Freytag-Loringhoven, Baroness Elsa von (1874 –1927) By Knighton, Caroline
Born Else Hildegard Plötz in the German Baltic seaport town of Swinmünde in 1874, the Baroness Elsa von Freytag-Loringhoven was an avant-garde poet, performer, visual artist, model, and autobiographer associated with the retrospectively named New York Dada movement. Arrested in Pittsburg for wearing men’s clothes and publicly smoking in 1910, the Baroness became an increasingly notorious figure in New York city as World War I took hold in Europe.
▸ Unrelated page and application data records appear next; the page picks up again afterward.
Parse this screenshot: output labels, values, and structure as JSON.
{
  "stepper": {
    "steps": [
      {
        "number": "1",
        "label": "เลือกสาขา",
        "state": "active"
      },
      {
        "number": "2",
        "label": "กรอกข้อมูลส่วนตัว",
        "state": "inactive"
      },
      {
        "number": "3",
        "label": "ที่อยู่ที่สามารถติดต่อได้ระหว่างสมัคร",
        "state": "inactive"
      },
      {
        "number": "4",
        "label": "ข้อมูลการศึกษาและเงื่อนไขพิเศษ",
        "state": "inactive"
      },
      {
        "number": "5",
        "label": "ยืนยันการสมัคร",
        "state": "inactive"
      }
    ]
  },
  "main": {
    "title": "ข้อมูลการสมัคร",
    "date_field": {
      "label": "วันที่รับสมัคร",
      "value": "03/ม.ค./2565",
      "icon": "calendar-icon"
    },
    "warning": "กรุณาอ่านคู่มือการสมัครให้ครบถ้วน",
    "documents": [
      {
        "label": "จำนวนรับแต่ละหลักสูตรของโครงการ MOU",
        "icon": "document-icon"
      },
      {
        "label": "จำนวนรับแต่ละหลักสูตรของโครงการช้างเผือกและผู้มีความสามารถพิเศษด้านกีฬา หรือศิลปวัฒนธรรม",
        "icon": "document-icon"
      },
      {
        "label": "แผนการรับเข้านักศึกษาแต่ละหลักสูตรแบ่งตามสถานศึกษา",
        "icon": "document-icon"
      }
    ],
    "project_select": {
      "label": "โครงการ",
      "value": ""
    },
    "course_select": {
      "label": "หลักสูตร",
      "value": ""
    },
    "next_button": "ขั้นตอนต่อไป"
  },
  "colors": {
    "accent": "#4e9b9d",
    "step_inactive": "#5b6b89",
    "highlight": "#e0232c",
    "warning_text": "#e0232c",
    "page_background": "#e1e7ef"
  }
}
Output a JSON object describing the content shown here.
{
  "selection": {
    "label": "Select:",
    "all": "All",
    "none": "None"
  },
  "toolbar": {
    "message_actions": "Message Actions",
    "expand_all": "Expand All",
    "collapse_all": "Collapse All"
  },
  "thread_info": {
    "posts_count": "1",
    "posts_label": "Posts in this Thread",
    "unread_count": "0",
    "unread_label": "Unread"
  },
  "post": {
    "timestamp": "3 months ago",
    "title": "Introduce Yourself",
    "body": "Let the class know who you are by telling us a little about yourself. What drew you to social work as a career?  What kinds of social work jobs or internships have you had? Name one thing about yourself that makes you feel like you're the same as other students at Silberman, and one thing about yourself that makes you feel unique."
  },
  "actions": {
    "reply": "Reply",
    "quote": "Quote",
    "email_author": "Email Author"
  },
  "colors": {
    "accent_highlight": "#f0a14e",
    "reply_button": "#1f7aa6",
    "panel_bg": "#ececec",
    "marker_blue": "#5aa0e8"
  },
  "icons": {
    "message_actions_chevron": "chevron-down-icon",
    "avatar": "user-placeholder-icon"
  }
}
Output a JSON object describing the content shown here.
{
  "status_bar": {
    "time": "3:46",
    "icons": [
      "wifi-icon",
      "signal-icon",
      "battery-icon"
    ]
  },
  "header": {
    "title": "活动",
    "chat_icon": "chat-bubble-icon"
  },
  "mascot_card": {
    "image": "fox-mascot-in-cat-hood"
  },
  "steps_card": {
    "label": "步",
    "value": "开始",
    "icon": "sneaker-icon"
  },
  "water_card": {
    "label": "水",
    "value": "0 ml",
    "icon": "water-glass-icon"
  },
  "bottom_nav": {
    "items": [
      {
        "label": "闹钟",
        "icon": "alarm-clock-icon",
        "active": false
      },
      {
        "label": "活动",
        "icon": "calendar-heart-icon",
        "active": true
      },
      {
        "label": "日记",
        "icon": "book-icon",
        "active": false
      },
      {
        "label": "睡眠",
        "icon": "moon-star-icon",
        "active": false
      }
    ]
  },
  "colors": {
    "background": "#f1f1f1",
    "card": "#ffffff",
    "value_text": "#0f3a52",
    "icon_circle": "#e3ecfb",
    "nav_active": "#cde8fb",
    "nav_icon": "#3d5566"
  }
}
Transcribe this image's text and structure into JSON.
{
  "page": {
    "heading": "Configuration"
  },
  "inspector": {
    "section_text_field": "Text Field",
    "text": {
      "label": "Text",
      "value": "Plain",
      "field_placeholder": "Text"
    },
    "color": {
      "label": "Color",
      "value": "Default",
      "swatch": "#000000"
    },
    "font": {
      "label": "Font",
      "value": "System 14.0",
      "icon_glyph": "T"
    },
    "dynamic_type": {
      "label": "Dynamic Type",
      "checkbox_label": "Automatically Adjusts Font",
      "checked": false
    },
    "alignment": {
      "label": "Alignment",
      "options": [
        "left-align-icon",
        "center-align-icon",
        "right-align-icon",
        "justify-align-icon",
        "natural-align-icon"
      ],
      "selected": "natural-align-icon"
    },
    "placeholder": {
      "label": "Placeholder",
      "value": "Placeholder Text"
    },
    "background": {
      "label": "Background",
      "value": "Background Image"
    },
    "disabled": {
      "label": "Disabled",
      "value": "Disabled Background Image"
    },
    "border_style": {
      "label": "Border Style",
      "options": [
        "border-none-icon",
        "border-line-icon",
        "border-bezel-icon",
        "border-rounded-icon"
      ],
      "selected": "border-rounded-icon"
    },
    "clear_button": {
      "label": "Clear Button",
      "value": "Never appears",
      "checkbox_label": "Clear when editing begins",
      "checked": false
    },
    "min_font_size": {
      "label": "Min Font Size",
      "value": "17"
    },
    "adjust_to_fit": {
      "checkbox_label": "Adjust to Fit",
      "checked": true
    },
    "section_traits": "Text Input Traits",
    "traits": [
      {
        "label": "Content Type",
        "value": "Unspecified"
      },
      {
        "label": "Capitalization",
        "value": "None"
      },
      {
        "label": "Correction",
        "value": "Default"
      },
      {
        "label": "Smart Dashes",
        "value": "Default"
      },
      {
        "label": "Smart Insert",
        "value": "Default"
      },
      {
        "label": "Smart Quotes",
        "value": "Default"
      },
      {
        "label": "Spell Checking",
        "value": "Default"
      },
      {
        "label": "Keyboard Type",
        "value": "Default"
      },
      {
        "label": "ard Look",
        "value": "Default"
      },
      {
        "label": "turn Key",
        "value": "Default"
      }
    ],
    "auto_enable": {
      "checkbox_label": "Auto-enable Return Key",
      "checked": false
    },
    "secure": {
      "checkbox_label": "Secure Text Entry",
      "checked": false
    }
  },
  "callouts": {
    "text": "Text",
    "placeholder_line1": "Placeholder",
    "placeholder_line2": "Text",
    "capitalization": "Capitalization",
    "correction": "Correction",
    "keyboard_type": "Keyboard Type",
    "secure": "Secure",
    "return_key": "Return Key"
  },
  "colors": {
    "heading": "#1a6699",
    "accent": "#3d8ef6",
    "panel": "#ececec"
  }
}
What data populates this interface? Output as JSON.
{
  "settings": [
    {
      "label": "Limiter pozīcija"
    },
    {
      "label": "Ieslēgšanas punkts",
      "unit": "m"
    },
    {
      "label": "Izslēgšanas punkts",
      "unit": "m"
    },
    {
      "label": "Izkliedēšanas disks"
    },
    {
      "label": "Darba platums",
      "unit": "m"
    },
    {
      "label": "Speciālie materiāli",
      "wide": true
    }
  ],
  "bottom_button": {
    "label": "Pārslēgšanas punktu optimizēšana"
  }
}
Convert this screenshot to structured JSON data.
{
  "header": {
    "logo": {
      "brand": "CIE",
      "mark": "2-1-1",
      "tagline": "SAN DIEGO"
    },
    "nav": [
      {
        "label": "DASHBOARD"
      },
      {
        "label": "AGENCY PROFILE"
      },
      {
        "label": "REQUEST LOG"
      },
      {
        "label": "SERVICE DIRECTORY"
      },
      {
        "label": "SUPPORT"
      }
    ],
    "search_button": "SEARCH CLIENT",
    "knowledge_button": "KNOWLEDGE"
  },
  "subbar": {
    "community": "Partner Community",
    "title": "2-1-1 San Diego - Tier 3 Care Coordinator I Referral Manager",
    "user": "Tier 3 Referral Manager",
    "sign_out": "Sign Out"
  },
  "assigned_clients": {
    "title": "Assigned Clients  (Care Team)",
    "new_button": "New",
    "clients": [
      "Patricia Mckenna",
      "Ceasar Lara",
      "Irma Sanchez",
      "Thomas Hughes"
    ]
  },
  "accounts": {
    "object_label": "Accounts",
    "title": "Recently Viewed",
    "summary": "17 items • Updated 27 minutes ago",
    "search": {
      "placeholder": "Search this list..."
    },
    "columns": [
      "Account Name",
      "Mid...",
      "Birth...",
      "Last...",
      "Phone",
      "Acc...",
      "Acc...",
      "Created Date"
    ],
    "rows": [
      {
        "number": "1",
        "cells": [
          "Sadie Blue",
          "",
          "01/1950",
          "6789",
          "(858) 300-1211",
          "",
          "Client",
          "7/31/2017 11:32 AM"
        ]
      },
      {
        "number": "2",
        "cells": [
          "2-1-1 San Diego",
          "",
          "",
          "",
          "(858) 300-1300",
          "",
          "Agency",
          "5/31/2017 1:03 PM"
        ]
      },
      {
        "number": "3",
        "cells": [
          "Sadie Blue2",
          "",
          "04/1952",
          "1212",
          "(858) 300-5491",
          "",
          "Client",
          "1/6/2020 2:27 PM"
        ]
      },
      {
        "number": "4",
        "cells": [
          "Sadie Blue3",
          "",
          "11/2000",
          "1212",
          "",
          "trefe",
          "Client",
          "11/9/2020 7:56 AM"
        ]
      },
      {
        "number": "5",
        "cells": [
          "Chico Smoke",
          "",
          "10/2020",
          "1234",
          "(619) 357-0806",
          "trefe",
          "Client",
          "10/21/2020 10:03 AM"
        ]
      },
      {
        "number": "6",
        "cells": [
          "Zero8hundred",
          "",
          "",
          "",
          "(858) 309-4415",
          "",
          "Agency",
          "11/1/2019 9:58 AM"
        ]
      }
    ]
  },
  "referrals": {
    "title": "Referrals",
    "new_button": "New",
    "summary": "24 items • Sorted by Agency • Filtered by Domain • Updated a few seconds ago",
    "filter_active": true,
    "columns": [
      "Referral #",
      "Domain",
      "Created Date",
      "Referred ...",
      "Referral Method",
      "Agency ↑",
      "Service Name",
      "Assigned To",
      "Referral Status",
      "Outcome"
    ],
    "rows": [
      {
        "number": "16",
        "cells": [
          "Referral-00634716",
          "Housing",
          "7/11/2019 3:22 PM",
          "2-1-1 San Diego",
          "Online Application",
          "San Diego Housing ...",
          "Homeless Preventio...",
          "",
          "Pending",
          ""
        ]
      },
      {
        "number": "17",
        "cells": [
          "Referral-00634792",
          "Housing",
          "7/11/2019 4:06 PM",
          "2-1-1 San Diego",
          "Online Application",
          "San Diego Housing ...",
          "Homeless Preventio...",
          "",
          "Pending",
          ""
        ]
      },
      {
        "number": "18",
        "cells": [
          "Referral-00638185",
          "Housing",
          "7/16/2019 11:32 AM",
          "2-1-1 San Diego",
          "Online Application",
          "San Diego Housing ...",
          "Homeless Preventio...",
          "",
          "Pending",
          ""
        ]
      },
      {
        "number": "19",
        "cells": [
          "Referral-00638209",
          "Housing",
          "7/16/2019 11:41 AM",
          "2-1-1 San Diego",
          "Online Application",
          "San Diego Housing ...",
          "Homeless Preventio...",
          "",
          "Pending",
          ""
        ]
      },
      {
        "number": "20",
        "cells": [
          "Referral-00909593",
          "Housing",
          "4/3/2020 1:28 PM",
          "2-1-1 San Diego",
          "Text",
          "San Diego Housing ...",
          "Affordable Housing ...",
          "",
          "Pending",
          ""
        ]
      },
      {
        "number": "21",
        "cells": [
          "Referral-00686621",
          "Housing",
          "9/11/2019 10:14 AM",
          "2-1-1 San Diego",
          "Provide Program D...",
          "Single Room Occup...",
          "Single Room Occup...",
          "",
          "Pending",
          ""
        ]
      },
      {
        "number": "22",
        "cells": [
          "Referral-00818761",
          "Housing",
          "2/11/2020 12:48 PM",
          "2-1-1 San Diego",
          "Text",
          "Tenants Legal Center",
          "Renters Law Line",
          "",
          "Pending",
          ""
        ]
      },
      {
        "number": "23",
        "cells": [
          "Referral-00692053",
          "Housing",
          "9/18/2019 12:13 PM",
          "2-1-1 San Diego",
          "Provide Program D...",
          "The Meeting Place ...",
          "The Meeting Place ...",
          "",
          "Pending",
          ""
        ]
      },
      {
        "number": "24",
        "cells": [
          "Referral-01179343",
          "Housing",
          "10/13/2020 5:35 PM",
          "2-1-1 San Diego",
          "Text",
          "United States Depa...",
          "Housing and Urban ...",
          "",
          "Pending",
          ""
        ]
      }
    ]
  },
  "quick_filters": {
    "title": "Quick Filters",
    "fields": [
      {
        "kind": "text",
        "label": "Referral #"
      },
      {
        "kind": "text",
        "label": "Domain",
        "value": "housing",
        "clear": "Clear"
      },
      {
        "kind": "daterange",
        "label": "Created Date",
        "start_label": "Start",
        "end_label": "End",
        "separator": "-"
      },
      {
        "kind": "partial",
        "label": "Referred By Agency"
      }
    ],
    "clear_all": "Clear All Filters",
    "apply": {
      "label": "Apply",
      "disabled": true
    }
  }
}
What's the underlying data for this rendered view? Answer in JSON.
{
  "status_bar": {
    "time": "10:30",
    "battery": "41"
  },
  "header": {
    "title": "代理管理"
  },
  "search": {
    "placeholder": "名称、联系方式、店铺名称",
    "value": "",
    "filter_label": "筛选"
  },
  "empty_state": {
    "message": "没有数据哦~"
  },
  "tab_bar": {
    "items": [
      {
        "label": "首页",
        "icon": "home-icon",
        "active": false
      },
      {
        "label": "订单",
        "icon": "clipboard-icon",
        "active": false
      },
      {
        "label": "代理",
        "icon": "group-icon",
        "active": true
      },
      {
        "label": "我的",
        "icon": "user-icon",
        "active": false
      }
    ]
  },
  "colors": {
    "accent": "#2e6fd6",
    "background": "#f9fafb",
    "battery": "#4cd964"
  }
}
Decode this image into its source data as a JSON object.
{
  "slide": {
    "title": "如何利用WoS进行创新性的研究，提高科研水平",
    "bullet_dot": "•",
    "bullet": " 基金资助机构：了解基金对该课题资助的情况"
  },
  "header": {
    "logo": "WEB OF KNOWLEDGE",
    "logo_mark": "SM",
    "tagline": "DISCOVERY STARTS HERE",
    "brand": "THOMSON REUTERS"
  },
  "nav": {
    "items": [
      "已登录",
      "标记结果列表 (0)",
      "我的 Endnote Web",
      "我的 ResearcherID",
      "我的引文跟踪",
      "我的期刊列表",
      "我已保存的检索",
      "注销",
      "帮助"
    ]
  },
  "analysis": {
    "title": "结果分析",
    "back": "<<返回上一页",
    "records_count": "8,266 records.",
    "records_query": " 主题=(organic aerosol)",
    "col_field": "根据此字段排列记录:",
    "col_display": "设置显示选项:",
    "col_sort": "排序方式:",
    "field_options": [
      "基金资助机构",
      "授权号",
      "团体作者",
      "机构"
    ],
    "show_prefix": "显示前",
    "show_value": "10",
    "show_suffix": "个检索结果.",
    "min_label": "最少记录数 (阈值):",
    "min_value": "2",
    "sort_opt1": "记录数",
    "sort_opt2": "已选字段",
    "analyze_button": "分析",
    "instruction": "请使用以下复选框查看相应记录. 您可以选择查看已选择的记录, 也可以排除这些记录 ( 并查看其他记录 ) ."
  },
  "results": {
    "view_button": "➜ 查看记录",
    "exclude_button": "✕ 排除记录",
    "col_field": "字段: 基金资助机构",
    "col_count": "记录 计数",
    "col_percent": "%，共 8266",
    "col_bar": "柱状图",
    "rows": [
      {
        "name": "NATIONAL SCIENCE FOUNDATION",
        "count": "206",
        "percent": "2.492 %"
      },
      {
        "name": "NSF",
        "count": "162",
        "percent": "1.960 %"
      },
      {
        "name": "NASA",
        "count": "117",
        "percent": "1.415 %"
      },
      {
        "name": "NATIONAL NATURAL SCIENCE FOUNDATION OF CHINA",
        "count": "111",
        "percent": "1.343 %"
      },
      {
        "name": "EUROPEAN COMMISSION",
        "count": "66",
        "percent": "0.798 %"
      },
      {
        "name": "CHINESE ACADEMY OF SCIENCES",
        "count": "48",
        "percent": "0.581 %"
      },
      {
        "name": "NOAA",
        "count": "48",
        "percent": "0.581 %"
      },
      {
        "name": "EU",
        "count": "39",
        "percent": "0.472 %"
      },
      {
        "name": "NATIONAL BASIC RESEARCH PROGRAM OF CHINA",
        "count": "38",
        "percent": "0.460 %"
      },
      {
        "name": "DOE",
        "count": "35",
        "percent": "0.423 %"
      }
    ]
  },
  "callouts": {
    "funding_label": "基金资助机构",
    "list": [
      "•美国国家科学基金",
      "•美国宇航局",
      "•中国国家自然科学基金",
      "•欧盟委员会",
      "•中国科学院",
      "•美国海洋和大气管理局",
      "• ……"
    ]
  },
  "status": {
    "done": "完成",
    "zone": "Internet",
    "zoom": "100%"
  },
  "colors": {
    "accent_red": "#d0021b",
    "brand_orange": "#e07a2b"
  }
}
Head shaved and lacquered in high vermilion, her often naked body decorated with the tin cans, ice cream spoons, and gilded vegetables that she collected from the city’s gutters or stole from its department stores, the Baroness both embodied and challenged the limits of established avant-garde gestures through a radical lived-Dada practice performed on and through her body. Well-suited to The Little Review’s tagline “Making no Compromise with the Public Taste,” the Baroness was, as editor Jane Heap put it, “the only one living anywhere who dresses Dada, loves Dada, is Dada” (1922: 46).